“I feel great,” she said. “I’m a little bit shaky, which isn’t great out there, but it’s great to be here doing something. I was going a little bit stir crazy [at home], just kind of fighting through it.”

Kaufman made eight birdies in her bogey-free round.

New-look Wie eyes CME Group Tour Championship title

By Randall MellNovember 19, 2017, 1:32 am

NAPLES, Fla. – Michelle Wie is sporting a new look that even has fellow players doing double takes.

Bored during her six-week recovery from an emergency appendectomy late this summer, Wie decided to cut and die her hair.

She went for golden locks, and a shorter style.
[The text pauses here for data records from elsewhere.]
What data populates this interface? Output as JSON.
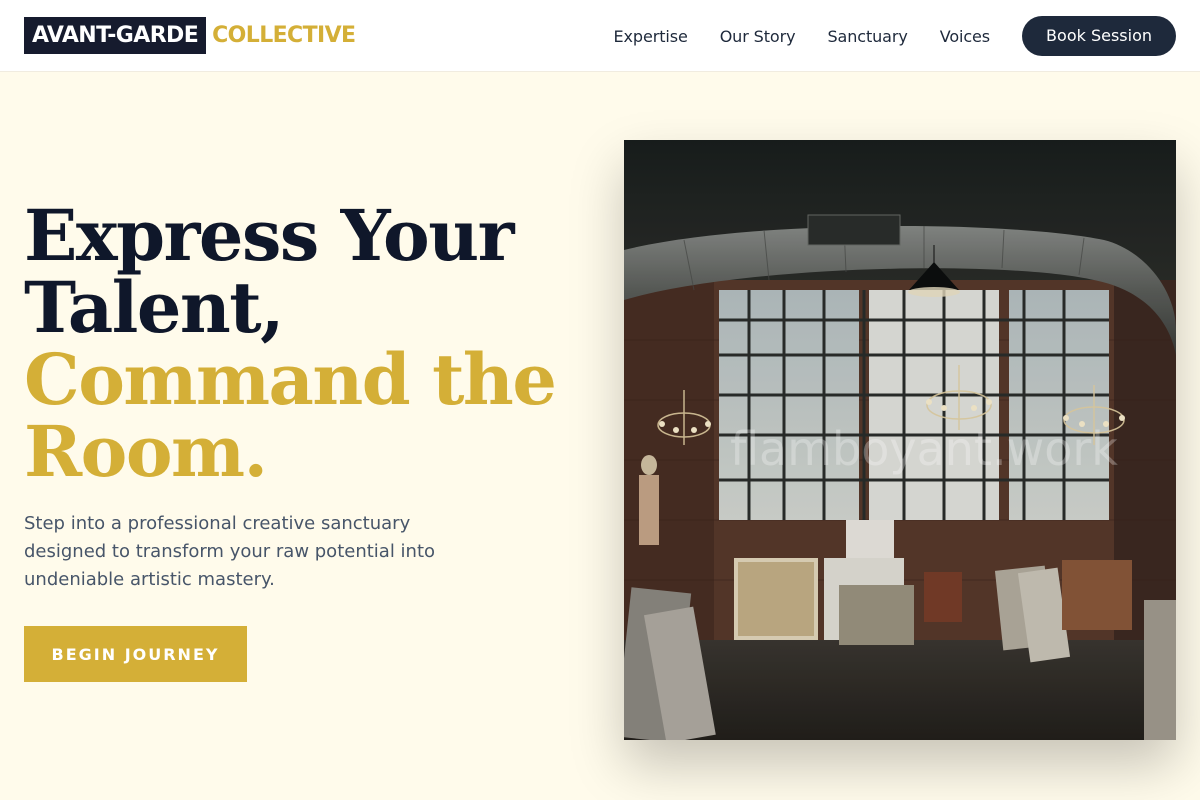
{
  "brand": {
    "name_dark": "AVANT-GARDE",
    "name_accent": "COLLECTIVE"
  },
  "nav": {
    "links": [
      "Expertise",
      "Our Story",
      "Sanctuary",
      "Voices"
    ],
    "cta_label": "Book Session"
  },
  "hero": {
    "headline_line1": "Express Your",
    "headline_line2": "Talent,",
    "headline_accent_line1": "Command the",
    "headline_accent_line2": "Room.",
    "description": "Step into a professional creative sanctuary designed to transform your raw potential into undeniable artistic mastery.",
    "cta_label": "BEGIN JOURNEY",
    "image_watermark": "flamboyant.work"
  },
  "colors": {
    "navy": "#161b2e",
    "gold": "#d4af37",
    "cream": "#fffbeb",
    "button_dark": "#1e293b"
  }
}
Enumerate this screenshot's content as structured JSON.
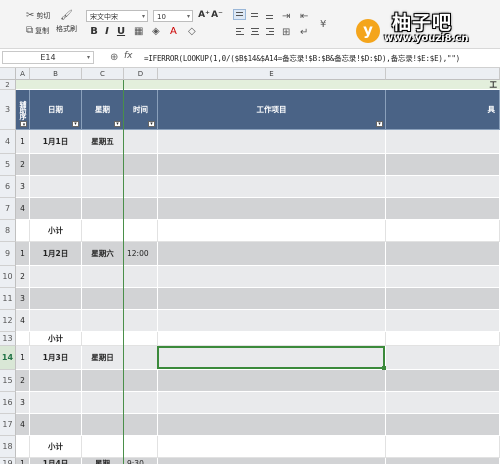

“I kind of went crazy after being in bed that long,” Wie said. “I just told my mom to grab the kitchen scissors and just cut all my hair off.”

Wie will get to sport her new look on a big stage Sunday after playing herself into a four-way tie for the lead at the CME Group Tour Championship. With a 6-under-par 66, she is in contention to win her fifth LPGA title, her first since winning the U.S. Women’s Open three years ago.


CME Group Tour Championship: Articles, photos and videos

Full-field scores from the CME Group Tour Championship


Wie, 28, fought her way back this year after two of the most disappointing years of her career. Her rebound, however, was derailed in late August, when she withdrew from the final round of the Canadian Pacific Women’s Open to undergo an emergency appendectomy. She was out for six weeks.

Before the surgery, Wie enjoyed getting back into contention regularly, with six finishes of T-4 or better this season. She returned to the tour on the Asian swing in October.

Fellow tour pros were surprised when she came back with the new look.

“Definitely, walk by people and they didn’t recognize me,” Wie said.

Wie is looking to continue to build on her resurgence.

“I gained a lot of confidence this year,” she said. “I had a really tough year last year, the last couple years. Just really feeling like my old self. Really feeling comfortable out there and having fun, and that's when I play my best.”